The 10 best Black History Month movies include films about history, as well as just plain historical movies. Yes, it is possible to be informed and entertained at the same time. All of these films are worth watching during February's Black History Month, or any other month for that matter.
"Amistad" This excellent 1997 film concerns a mutiny on a 1839 slave ship. It was also directed by Steven Spielberg. Slavery is one of the more depressing American Black history moments, but also essential to fully appreciate Black History Month.
"Glory" Morgan Freeman and Denzel Washington star in this film. It's set in the American Civil War. This is the war that changed Black history forever in America, and a topic well worth discussing during Black History Month.
"Malcolm X" Some consider Malcolm X to have been the angry side of the Civil Rights Movement. His slogan was, "by any means necessary," which certainly flew in the face of Martin Luther King's passive resistance. This is a fine film choice to explore during Black History Month.
"The Tuskegee Airmen" One of the benefits of Black History Month is that it highlights some of the overlooked accomplishments of Blacks in America. This film explores a group of African American United States Army Air Force combat pilots.
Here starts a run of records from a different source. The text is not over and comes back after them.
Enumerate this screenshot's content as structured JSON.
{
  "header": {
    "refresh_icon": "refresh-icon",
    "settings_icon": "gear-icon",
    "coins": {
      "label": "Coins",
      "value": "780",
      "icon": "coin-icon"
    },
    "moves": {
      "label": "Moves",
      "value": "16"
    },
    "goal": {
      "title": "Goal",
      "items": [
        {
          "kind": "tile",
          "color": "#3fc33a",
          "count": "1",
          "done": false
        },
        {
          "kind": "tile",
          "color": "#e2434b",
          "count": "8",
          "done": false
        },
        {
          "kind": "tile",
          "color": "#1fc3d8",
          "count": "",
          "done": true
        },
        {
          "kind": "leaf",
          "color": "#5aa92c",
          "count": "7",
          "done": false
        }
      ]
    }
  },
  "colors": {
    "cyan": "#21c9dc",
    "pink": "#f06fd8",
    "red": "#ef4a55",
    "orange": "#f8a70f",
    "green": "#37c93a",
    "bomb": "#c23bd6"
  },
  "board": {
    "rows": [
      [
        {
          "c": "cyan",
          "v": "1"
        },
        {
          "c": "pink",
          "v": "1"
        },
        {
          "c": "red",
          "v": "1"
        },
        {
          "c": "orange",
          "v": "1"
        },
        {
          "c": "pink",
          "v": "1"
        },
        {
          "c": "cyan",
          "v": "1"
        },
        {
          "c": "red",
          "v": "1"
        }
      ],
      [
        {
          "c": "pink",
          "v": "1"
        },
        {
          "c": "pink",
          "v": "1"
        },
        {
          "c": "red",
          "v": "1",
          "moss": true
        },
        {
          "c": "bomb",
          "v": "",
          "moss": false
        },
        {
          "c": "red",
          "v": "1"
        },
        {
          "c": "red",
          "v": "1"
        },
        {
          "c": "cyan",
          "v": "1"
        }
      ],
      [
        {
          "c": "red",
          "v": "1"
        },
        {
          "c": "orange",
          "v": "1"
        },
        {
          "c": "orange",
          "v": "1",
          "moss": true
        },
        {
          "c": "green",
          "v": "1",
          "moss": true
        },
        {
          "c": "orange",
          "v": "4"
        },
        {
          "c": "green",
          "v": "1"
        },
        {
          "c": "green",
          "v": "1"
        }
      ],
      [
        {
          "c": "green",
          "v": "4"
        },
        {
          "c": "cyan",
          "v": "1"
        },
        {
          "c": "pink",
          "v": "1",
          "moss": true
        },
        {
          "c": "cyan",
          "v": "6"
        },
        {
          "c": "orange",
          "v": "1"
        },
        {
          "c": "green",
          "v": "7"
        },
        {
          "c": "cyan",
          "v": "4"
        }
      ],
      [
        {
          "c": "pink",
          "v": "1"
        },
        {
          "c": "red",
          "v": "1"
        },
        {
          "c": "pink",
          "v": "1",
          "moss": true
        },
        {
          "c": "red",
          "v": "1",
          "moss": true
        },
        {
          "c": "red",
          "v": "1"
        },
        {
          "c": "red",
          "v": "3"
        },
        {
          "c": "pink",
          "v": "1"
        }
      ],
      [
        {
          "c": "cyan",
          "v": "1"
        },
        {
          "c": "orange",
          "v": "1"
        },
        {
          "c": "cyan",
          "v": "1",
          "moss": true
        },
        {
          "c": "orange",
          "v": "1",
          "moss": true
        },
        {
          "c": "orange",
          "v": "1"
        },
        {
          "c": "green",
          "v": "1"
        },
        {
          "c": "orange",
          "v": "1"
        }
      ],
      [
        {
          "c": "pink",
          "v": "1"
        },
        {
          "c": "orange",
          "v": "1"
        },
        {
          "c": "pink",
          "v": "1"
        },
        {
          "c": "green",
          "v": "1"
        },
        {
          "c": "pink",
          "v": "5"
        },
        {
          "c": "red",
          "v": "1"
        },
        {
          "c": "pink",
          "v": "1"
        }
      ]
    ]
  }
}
"Bamboozled" Spike Lee is never afraid to pinpoint embarrassing moments in American history. In this film, he looks at how some Black TV shows pander to their primarily black audiences. This is perfect for a current Black History Month discussion.
"Do the Right Thing" This is another Spike Lee movie -- see a pattern? This film speaks to what happens when racial tensions arise. The Public Enemy music also makes a great soundtrack for Black History Month.
"Precious: Based on the Novel Push by Sapphire" This gripping, modern film takes place in Harlem. It's main character is illiterate, overweight and expecting her second child already. Sadly, this film tells some of Black present, as well as Black history.
"Lilies of the Field" This one has it all. It has nuns. It takes place in the South. It even features escapees from Communism. You name it. It's the sort of Black history you don't always read in history books.
"In the Heat of the Night" You know this was a great film because it beat out "The Graduate" for Best Picture Academy Award in 1967. It features a big city Philadelphia police detective, sent to solve a murder in a racist Mississippi town.
"The Color Purple" This film feature great music and great human struggles. It was even made into a successful musical. It's not actual historical, but its story is the story of a lot of Black Americans.